As a kid, life is just so happy isn’t it ? You go about your day having fun, not worrying about money, love, and all other buzz killing issues. My childhood was pretty typical but what made it different was the environment. I was born and raised in Philadelphia, PA. Philly isn’t one of the best places to grow up but to me it will always be home. As a child you learn lessons you wouldn’t learn until years down the road if you were living elsewhere. Looking back I take pride in some of the early lessons I learned on the streets of Philadelphia. There’s one lesson that I can say really changed my whole outlook on people and life.
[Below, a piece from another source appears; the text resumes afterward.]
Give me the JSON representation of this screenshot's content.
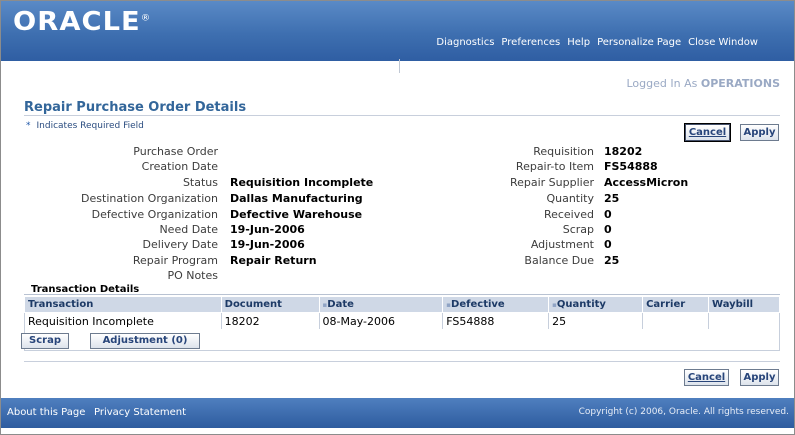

If you’re familiar with the area I grew up in, around Erie Avenue, than you know how difficult a place this can be to live and survive. On the streets you hear a lot of talk, but you never know what to believe. My friends and I knew this guy, well we saw this guy around I guess you could say. He was tall black male mid-thirties with dark shades and a black fitted-cap. His name was Eddie. Eddie was a scary character. He was straight out of a horror movie. He carried a long steel chain around in one hand and a large wolf like dog in the other, and to top it all off, he NEVER spoke.
I was a pretty curious kid. I wasn’t really afraid of Eddie, I was more interested in actually getting him to talk. By then I had heard so many horror stories about him, I knew I was taking a risk. I could easily become dog food if I attempted to have a conversation with Eddie. So … here I was … walking around to the block of the neighborhood villain. I approached his front porch and saw him sitting there, staring off into space. I wanted to stop but my feet just kept on moving. Before I knew it, I was at the store buying candy. On the way back I had built up enough courage to stop in front of Eddie’s porch. I waved … he stared. I didn’t know what to do so I started to walk up to his steps to see if I’d get any reaction out of him.
I reached the top of the step and only a steel railing separated Eddie and I. He stood up and my heart started pounding. I felt like a snowman in the summer … stuck, cold and slowly melting away. Then something amazing happened … Eddie said “What’s Up”. I was trembling by then, not even knowing how afraid I truly was until this plan was put into action. Eddie had a voice, and a normal one at that. He walked over and opened the railing and told me to have a seat. “Brian, right?” Eddie said. I didn’t know how he knew my name but he did. “You’re dad is my brothers best friend.” Aaron was the brother he spoke of, a really good friend of my family. The news shocked me honestly, I had no idea but how could I really? No one ever spoke of Eddie and he never spoke himself.
I loosened up and we talked for what seemed like hours. Eddie explained how he knew he wasn’t the most social person and that people say negative things about him. He told me that people will make you out to be an enemy, just to be the hero. At the time, much of what Eddie explained didn’t really sink into my young mind. Looking back, that day, I learned a lot about people and how it’s best to get to know someone before believing anything anyone says about that person. Eddie turned out to be a really good guy and til this day we talk and share stories about the old neighborhood. I went back to my friends and told them that they were completely wrong about Eddie. They didn’t believe anything I said. Little did they know, they were missing out on a lesson that they would eventually learn one way or another … don’t judge a book by its cover.